WORK REQUIRED:
Below are some records; print every one of them exactly.

DATA:
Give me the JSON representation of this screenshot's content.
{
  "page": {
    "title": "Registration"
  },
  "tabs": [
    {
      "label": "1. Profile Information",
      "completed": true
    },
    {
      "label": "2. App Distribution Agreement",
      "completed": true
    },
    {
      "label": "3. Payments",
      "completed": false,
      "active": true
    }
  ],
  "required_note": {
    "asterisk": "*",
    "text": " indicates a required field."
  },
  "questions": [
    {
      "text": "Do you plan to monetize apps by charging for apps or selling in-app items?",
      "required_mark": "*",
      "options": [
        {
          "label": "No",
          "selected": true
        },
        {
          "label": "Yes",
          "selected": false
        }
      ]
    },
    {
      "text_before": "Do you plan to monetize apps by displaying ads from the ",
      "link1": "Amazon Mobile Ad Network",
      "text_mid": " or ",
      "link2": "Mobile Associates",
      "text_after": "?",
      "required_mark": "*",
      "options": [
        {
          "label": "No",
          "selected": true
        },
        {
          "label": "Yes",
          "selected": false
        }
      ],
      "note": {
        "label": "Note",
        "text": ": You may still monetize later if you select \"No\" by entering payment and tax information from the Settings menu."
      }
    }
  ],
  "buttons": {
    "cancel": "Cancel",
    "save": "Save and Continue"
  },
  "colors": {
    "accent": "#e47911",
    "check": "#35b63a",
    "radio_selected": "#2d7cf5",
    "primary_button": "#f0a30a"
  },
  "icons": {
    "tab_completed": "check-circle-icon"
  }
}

SOLVED EXERCISE:
Give me the JSON representation of this screenshot's content.
{
  "page": {
    "title": "Registration"
  },
  "tabs": [
    {
      "label": "1. Profile Information",
      "completed": true
    },
    {
      "label": "2. App Distribution Agreement",
      "completed": true
    },
    {
      "label": "3. Payments",
      "completed": false,
      "active": true
    }
  ],
  "required_note": {
    "asterisk": "*",
    "text": " indicates a required field."
  },
  "questions": [
    {
      "text": "Do you plan to monetize apps by charging for apps or selling in-app items?",
      "required_mark": "*",
      "options": [
        {
          "label": "No",
          "selected": true
        },
        {
          "label": "Yes",
          "selected": false
        }
      ]
    },
    {
      "text_before": "Do you plan to monetize apps by displaying ads from the ",
      "link1": "Amazon Mobile Ad Network",
      "text_mid": " or ",
      "link2": "Mobile Associates",
      "text_after": "?",
      "required_mark": "*",
      "options": [
        {
          "label": "No",
          "selected": true
        },
        {
          "label": "Yes",
          "selected": false
        }
      ],
      "note": {
        "label": "Note",
        "text": ": You may still monetize later if you select \"No\" by entering payment and tax information from the Settings menu."
      }
    }
  ],
  "buttons": {
    "cancel": "Cancel",
    "save": "Save and Continue"
  },
  "colors": {
    "accent": "#e47911",
    "check": "#35b63a",
    "radio_selected": "#2d7cf5",
    "primary_button": "#f0a30a"
  },
  "icons": {
    "tab_completed": "check-circle-icon"
  }
}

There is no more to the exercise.